Last year, a film uploaded to YouTube showed soldiers brutally torturing two farmers in Papua, kicking them, threatening one with a knife to his face, and repeatedly jabbing the other in the genitals with burning wood. A prolonged international outcry finally forced the military to take action. In the end, three soldiers got light sentences for "disobeying orders" rather than torture. It is unclear whether the military has discharged any of them. Two months earlier, soldiers from the same battalion shot and killed Rev. Kinderman Gire on the suspicion he was a separatist. At the trial, the defendants claimed Gire led them to believe he was a member of OPM and tried to grab a rifle from one of them, who then shot him in the chest. They dumped the body in a river, after trying to cut off his head. Last week a military tribunal convicted three soldiers, again only for "disobeying orders," and sentenced them to six, seven and fifteen months in prison.

Indonesia's military has heralded such light sentences for torture and killing as "appropriate." Perhaps this is not surprising given a U.S. Defense Department official characterized the prosecution of the video torture case as "progress."

Last year, when resuming full military ties, then-U.S. Defense Secretary Robert Gates described how Indonesia's defense minister "publicly pledged to protect human rights and advance human rights accountability and committed to suspend from active duty military officials credibly accused of human rights abuses, remove from military service any member convicted of such abuses, and cooperate with the prosecution of any members of the military who have violated human rights."

The revelations in the military documents don't appear to have changed any thinking inside the Indonesian armed forces. Responding to recent articles about the documents, an Indonesian military spokesman told the Jakarta Post: "There is no such thing as a repressive or militant approach. What we do is always a welfare approach, where we help Papuans have better lives."

And the old pattern of military denials continues. Where individual cases garner international attention, the Indonesian military has understood that all it needs to do to continue receiving U.S. military funding is to slap soldiers on the wrist for "disobeying orders" rather than prosecute them for serious crimes.

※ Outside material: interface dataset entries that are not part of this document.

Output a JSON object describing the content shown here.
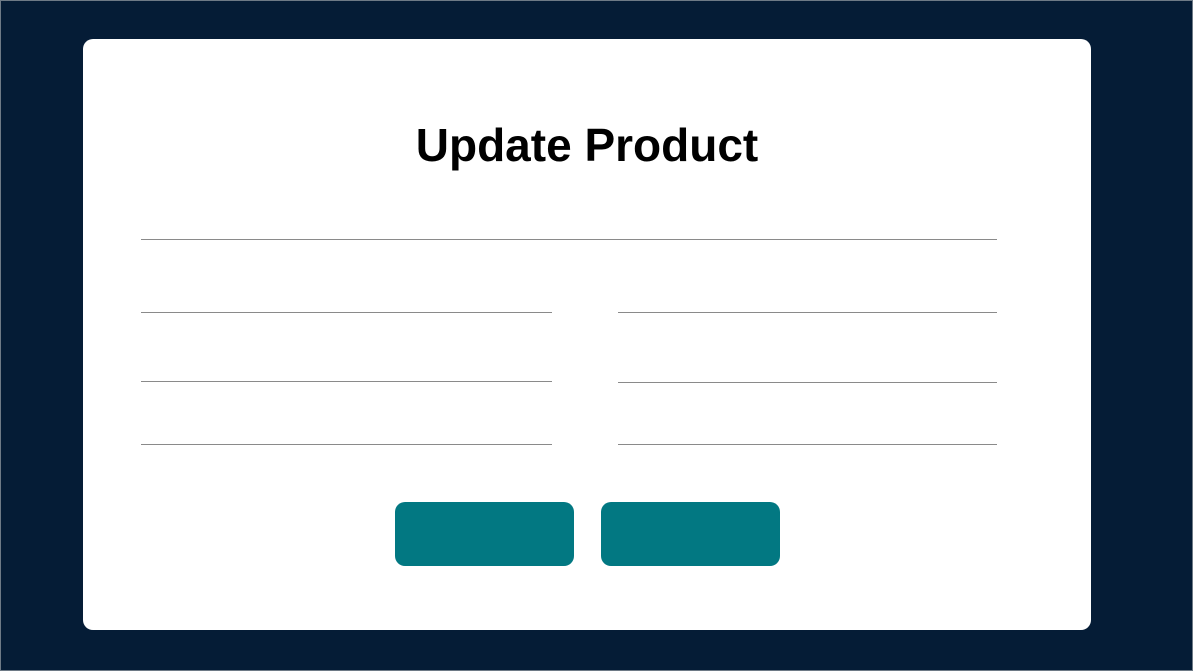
{
  "form": {
    "title": "Update Product",
    "fields": {
      "name": {
        "value": "",
        "placeholder": ""
      },
      "left_1": {
        "value": "",
        "placeholder": ""
      },
      "right_1": {
        "value": "",
        "placeholder": ""
      },
      "left_2": {
        "value": "",
        "placeholder": ""
      },
      "right_2": {
        "value": "",
        "placeholder": ""
      },
      "left_3": {
        "value": "",
        "placeholder": ""
      },
      "right_3": {
        "value": "",
        "placeholder": ""
      }
    },
    "buttons": {
      "primary_label": "",
      "secondary_label": ""
    }
  },
  "colors": {
    "background": "#051c36",
    "card": "#ffffff",
    "button": "#027882",
    "field_underline": "#8a8a8a"
  }
}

The U.S. has conveyed multiple messages of disappointment to the Indonesian government and military on individual cases such as the video torture trial. But U.S. unwillingness to impose significant consequences, such as suspending new military cooperation, tells the Indonesians and others that the U.S. doesn't insist on sticking to its standards.

The U.S. should call on the Indonesian government to fully disclose all military tribunal cases involving alleged abuses against civilians, including prosecutions for "disobeying orders," and provide transcripts to the public. Until the Indonesian government re-examines these cases, in line with the U.S. Leahy law, which prevents the U.S. from cooperating with abusive military units, the U.S. government should not participate in joint endeavors with military personnel or units working in Papua. The U.S. should also call on Indonesia's military to stop viewing peaceful political activists as threats to national security and stop spying on them.

Both the U.S. and Indonesia should recognize that people like Senator Leahy, who are named in the Papua military documents, were not seeking to challenge Indonesian sovereignty, but simply to defend the international standards for accountability that the Indonesian military is undermining.

Elaine Pearson is the deputy Asia director at Human Rights Watch. Follow Elaine Pearson on Twitter.